This will, if it works, wipe your hard drive clean and set you up with a new install of OS X. GRUB can chain-load OS X from a different partition, but I've never explicitly tried loading the installer from GRUB off of a DVD or USB drive. Theoretically, it shouldn't be that different from simply selecting a Linux kernel in GRUB and booting that, but with Apple's system who knows.

December 13th, 2012, 02:52 PM
you should have keep OS X on one partition

December 13th, 2012, 03:55 PM
you should have keep OS X on one partition
Without question. Once you've paid for an OS, why delete it unless it becomes corrupt or space on the HDD is an issue?

December 17th, 2012, 01:09 PM

I've been through the exact same issue as you on a couple of MacBooks (3,1 and 7,1 versions) and I found that in both cases I was able to install anything I wanted by using an external DVD drive plugged into the USB port and then booting with the option key held down.

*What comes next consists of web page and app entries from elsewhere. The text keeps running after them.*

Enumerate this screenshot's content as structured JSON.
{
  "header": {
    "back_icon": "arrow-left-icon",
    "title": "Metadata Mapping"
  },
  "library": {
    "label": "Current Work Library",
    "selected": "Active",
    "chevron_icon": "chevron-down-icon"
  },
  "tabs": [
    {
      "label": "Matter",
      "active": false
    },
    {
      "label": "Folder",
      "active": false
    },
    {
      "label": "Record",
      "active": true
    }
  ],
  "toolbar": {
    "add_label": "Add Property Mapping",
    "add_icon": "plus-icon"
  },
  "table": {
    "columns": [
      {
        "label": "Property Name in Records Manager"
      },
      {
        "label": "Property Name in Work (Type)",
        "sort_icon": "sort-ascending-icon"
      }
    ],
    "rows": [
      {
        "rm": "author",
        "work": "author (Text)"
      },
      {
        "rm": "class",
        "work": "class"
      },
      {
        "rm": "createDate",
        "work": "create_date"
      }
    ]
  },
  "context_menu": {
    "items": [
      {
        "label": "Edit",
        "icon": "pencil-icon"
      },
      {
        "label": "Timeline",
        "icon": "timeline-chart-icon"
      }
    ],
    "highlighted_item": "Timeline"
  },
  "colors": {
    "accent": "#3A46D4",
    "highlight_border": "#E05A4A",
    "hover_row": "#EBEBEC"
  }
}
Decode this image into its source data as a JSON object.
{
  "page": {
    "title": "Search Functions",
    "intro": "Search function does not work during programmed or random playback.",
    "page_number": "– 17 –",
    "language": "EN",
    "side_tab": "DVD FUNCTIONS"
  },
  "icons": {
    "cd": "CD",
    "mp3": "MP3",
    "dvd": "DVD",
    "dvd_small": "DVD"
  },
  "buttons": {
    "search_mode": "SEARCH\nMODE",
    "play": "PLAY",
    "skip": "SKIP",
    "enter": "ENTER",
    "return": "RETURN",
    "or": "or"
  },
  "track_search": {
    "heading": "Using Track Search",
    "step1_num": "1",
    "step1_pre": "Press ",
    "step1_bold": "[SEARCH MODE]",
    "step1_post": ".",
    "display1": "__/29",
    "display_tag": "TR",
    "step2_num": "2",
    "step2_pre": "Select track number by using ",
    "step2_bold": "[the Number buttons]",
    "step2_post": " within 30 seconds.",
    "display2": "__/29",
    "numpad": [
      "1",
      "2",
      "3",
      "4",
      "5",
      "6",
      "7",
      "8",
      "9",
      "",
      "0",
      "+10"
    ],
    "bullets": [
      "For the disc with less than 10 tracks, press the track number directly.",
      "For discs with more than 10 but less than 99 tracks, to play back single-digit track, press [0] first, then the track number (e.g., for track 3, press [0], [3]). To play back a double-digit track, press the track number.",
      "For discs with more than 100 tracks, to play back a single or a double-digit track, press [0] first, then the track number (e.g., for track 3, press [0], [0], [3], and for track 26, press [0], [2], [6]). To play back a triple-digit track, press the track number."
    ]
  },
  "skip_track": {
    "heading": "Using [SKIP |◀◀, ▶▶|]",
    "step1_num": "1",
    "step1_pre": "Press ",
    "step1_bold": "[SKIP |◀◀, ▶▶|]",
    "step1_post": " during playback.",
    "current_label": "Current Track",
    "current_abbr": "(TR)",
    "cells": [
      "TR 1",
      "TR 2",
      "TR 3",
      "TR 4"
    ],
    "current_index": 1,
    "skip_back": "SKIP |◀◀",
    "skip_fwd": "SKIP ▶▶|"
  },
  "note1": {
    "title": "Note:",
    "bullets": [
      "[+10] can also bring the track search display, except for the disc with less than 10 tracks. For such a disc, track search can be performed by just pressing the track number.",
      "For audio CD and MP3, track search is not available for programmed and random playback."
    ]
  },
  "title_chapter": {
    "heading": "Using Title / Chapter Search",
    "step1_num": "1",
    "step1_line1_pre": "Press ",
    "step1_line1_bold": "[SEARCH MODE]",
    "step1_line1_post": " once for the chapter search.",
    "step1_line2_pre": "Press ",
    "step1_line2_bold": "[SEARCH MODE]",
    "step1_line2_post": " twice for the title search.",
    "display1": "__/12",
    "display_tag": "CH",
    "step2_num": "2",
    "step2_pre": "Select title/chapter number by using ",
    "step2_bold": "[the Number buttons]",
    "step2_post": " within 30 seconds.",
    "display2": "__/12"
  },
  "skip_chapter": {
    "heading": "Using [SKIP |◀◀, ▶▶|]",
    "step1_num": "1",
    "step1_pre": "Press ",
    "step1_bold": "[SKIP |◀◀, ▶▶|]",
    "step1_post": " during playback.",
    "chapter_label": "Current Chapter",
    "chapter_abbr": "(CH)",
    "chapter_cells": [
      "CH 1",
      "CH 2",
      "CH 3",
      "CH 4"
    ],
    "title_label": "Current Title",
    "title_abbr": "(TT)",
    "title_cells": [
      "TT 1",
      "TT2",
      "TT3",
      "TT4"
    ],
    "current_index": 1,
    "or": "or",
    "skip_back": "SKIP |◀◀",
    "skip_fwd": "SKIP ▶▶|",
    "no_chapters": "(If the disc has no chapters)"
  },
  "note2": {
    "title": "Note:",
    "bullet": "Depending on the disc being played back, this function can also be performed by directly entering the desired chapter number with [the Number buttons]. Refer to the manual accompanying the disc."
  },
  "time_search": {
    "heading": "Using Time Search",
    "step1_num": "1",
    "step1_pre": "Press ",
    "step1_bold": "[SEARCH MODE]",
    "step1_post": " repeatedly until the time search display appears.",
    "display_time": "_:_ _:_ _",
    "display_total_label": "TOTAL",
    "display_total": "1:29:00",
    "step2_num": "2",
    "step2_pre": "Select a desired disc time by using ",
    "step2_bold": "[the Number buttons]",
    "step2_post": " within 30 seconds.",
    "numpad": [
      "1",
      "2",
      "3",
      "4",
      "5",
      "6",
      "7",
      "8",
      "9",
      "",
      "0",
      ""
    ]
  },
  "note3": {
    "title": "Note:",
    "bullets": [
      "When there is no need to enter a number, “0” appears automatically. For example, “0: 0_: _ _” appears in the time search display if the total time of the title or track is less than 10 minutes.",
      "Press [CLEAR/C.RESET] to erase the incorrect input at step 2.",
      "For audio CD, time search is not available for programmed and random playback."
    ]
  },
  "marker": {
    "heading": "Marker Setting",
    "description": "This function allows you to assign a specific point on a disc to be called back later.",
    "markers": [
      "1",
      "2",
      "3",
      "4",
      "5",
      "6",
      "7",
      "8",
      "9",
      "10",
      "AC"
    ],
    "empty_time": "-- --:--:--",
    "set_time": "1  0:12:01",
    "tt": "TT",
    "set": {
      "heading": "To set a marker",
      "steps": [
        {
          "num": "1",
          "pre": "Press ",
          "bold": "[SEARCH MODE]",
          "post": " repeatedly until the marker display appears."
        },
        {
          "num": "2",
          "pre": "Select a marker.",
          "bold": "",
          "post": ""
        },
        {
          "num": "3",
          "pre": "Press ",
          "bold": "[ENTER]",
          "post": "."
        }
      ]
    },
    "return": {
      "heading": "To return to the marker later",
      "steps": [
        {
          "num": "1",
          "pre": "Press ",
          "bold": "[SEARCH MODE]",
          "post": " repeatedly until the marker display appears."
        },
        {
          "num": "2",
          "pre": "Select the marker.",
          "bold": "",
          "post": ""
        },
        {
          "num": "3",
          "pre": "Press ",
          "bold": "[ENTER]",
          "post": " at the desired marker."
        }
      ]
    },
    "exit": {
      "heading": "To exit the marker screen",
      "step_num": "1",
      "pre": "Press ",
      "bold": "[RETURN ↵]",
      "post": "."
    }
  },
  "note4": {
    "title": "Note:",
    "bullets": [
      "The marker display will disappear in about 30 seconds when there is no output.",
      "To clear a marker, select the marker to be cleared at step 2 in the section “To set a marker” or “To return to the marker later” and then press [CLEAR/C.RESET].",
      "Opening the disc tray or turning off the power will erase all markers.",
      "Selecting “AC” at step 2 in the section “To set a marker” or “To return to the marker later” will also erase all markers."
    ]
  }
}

I've no idea of the reason behind it but the internal drive just stopped behaving but returned to normal once I'd re-installed OS X. I've also never been able to get the bootable USB stick versions of Ubuntu to work on my MacBooks.

Not sure if this will work for you but this was my experience.

Hope this helps.

December 17th, 2012, 10:48 PM
What do you mean exactly when you say it doesn't boot into the DVD? Does it not detect it?

If you get the DVD working, here's what you do:

If you can, copy all your files over to an external Hard Drive.

1. Pop in your OS X DVD which came in the box and boot into that by holding C on startup
2. Go into disk utility from the top menu bar (ignore the Mac OS X installation window for now)
3. Reformat ("erase") the drive by selecting the "erase" tab.
4. Then, you restart into the DVD (hold C) again and install as usual.
5. If you backed up, copy all the files back over.

I've done this before but it's been a while. Also I'm going by what it's like on Snow Leopard, it's probably the same on all OS X versions though.

Also, as pointed out above me, for some reason Mac's tend to boot into external drives better. With my experiences I can tell you that you can create 2 partitions on the external drive, one for the Mac OS (Or probably Ubuntu) DVD and the second partition to be used for your file backups. They say this is dangerous though, so beware.

So I would try to burn your Mac OS install DVD to your hard drive, if you can't use your MacBook then use another computer. If you want to back up on the same drive you can partition it so that you can also have a backup. Then, hold down "option" on boot up and it should show you the drive.

If all fails then I would just take it to an Apple store. Those people are hugely underrated, in my experience.

Good luck!